Information from the Devon Coronavirus website

                              Information from the Devon Coronavirus website

And he said that of the cases that were being found in each of the district council areas, they were being distributed among the area with the cases ‘popping up in different areas and different towns’, but with no clusters of cases forming and with them being isolated incidents.

Steve Brown, the deputy director of public health, added that Devon was doing ‘much better’ than other parts of the country in terms of contact tracing, added: “In terms of more complex cases, we are contacting more of less 100 per cent of those people.”

At the previous Team Devon meeting two weeks ago, it was stated that none of the confirmed cases in county had been linked to tourism, and Dame Suzi Leather asked when would any impact of tourists flooded into the county show up in the dataset, or whether it would have already seen the impact if there was to be one.

In response, Mr Chant confirmed that the impact would have already started to emerge if it was there, but it was one that they continued to watch.
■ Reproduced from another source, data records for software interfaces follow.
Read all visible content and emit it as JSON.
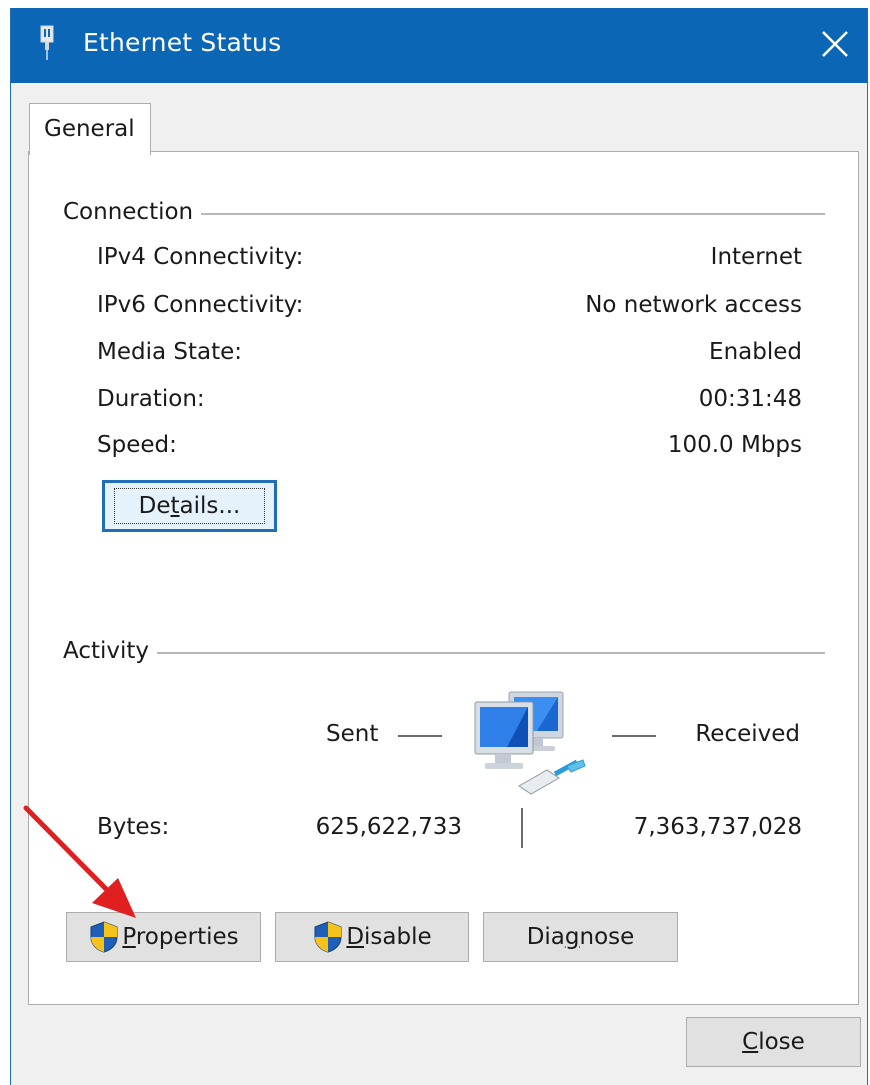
{
  "window": {
    "title": "Ethernet Status",
    "close_symbol": "✕"
  },
  "tabs": [
    {
      "label": "General",
      "selected": true
    }
  ],
  "connection": {
    "group_label": "Connection",
    "rows": [
      {
        "label": "IPv4 Connectivity:",
        "value": "Internet"
      },
      {
        "label": "IPv6 Connectivity:",
        "value": "No network access"
      },
      {
        "label": "Media State:",
        "value": "Enabled"
      },
      {
        "label": "Duration:",
        "value": "00:31:48"
      },
      {
        "label": "Speed:",
        "value": "100.0 Mbps"
      }
    ],
    "details_button": {
      "before": "De",
      "accel": "t",
      "after": "ails..."
    }
  },
  "activity": {
    "group_label": "Activity",
    "sent_label": "Sent",
    "received_label": "Received",
    "bytes_label": "Bytes:",
    "bytes_sent": "625,622,733",
    "bytes_received": "7,363,737,028"
  },
  "buttons": {
    "properties": {
      "accel": "P",
      "rest": "roperties"
    },
    "disable": {
      "accel": "D",
      "rest": "isable"
    },
    "diagnose": {
      "before": "Dia",
      "accel": "g",
      "after": "nose"
    },
    "close": {
      "accel": "C",
      "rest": "lose"
    }
  },
  "colors": {
    "titlebar": "#0b66b5",
    "focus_border": "#1f6fb8",
    "annotation_arrow": "#e02020"
  },
  "icons": {
    "title": "network-adapter-icon",
    "activity": "network-computers-icon",
    "uac": "uac-shield-icon",
    "annotation": "red-arrow-annotation"
  }
}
He added: “To date, we have still not seen any cases related to tourism. The cases have been related to resident population and not tourists or any tourist accommodation site, but we continue to actively monitor this.”

Cllr John Hart, leader of the council, added: “The residents of Devon don’t need to worry about tourists coming to the area. People of Devon, please accept the tourists, but tourists please remember, the people of Devon live here. Tourism is the lifeblood of the economy and the lockdown has had a very serious impact on it.”

The meeting also heard how the new Coronavirus in Devon dashboard worked, with it collating all the information on confirmed cases, deaths, and MSOA clusters into one easy to use location.

Information from the Devon Coronavirus website

                                    Information from the Devon Coronavirus website

In the week from August 3 to August 9 – the latest available data after the Government dashboard was unable to update on Monday due to technical difficulties, there were five confirmed in Devon (one in East Devon, Torridge and West Devon, and two in the South Hams), two in Torbay, three in Plymouth, and 13 in Cornwall, with the confirmed rate per 100,000 in Devon being 0.6.

Mr Chant added: “The threshold for being on the Government watch list is around 20 per 100,000, so the Devon rate is a long way away from the threshold for further action.”

Mr Brown added that the positivity rate per test was between 0.1 and 0.3 per cent in Devon, well under the national average of 0.6 per cent, and the 5 per cent figure for which anything underneath suggests the pandemic is under control, showing that the low number of cases in Devon isn’t just because testing is not being carried out.

And answering questions about what may happen when schools, colleges, and universities go back in September, he added that Devon had a plan in place to deal with any outbreaks.

Information from the Devon Coronavirus website

                            Information from the Devon Coronavirus website

He said: “There are anxiety levels from some about all pupils returning to schools, but all schools have had guidance about what to do to prepare for September and we have put in place plans if there is an outbreak. There is similar concern about schools and pupils going back as there was to tourists coming to the region, but the data hasn’t supported those concerns. Ultimately, the confidence will be assured or not if we do or don’t have to deal with any outbreaks.”

Cllr Hart added: “There is currently no concern over community spread or linked cases,” but in the key messages from the meeting, added: “The number of cases are still very low in Devon and we want to keep it that way. We are continuing to monitor the local situation very closely based on good local data and local intelligence.

“It is vital that we continue to work together to encourage everyone to keep it up and to promote prevention measures, test and trace, and adherence to the latest government guidance. We will not hesitate to take appropriate and proportionate local action if it becomes necessary.”